One may argue that as human beings we are naturally autonomous. We cherish our liberties and that extends to both our personal and professional lives.
True autonomy is closely associated with trust, integrity, respect and a culture of accountability.
Autonomy in a workplace is not about people doing whatever they like, it is about achieving important organisational goals in a way that benefits both the company and the people who make up that company. It is less about what gets done and more about how. The management team still needs to show leadership and define company’s strategy and objectives. That said, if you give your employees more autonomy, while having a clear vision of where you want to be as an organisation, and what needs to be achieved, you will not only have a better buy into your company’s vision and mission, but also a happier and more productive team.
The benefits of creating a culture of autonomy are plentiful.
Some of those are:
– Employees who see increased impact from their performance are more interested in what they do. This leads to increased engagement and commitment.
– Employees who are given more freedom to manage tasks improve their work-life balance and overall job satisfaction.
– Employees who are trusted and trust their employers tend to be more loyal and less likely to leave. They also tend to have a better understanding of the needs of the business and their own impact on the company. Lower turnover translates to lower labour costs and loss of productivity associated with having vacant roles and training new hires.
– Empowering employees to be self-starters, results in more work getting done. Your team will give more, do more and be more.
– When employees are challenged, personal development and professional progress improves.
– A move towards a more agile and innovative organisation. Allowing your teams to do things differently and relying on their individual capabilities will create a more responsive company.
– Increased autonomy translates into happier and more engaged teams, which will be visible to your colleagues, as well as customers, and have an impact on satisfaction, quality and the bottom line.
– Better succession planning – having autonomous workforce highlights the future leaders and exhibits better individual strengths and weaknesses. This makes hiring to complement organisational capabilities easier and helps create a less reactionary talent acquisition strategy.
There are many ways you can create an autonomous workforce in your organisation. Here are a few examples:
– Although we often need to work to deadlines, whenever possible, offer freedom and flexibility on how and when work gets done. Set expectations on what is needed and let your team come up with the solution to the problem.
– Trust your people – if you trusted their capabilities when you decided to bring them into your company, let them deliver on their tasks and trust their judgement. Empower your teams.
– Create the right environment and support rather than exert control. Learn how to delegate and ask for help.
– Hire autonomous people. Creating an environment that encourages autonomy is the best long term strategy. Yet, to foster that culture and accelerate the changes you want to see, you need to bring people with the right mindset.

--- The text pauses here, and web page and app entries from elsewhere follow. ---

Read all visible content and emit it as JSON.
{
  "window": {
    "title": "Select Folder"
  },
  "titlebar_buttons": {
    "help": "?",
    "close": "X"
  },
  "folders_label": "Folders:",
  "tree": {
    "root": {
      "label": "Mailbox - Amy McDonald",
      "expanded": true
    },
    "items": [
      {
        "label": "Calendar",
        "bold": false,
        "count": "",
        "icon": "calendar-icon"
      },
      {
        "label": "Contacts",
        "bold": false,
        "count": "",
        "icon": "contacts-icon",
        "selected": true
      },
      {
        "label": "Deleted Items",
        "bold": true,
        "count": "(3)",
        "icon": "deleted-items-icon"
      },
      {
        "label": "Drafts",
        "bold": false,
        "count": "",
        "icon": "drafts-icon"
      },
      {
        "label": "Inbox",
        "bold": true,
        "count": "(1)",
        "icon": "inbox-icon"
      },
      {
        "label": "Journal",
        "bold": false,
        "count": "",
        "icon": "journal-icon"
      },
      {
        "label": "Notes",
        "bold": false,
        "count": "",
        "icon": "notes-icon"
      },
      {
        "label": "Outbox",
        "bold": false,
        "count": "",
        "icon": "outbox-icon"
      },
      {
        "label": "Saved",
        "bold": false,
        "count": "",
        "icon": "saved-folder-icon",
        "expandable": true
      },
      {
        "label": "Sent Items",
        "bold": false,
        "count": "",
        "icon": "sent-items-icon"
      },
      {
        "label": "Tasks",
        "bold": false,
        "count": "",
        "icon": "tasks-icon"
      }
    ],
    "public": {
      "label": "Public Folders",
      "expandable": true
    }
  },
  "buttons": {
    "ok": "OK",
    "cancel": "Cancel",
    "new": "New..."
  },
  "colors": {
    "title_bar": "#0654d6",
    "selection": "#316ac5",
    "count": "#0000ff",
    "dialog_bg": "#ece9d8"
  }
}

– Grant employees ownership of their projects. This creates a sense of pride.
– Promote open communication and provide and ask for feedback. It helps keep things on track and creates learning and development opportunities.
– Offer reward and praise – everyone needs recognition for their contribution.
– Create a culture of accountability. Set clear goals and targets. Define, together, what needs to be done and by when.
– Importantly, equip your teams with the ability to work autonomously. Give them the right skills and tools – provide the right hardware and software and access to learning materials, training, mentoring and support from the management.
The world of work has changed irreversibly. The pandemic has highlighted the need for a more autonomous workforce. Some companies found the transition easier, for others it is still a challenge. Yet, one thing remains clear – whether your company prefers the hybrid or fully remote way of working, the competition for talent has increased, and more and more often autonomy, or the lack of it are deciding factors of whether to join, stay or leave.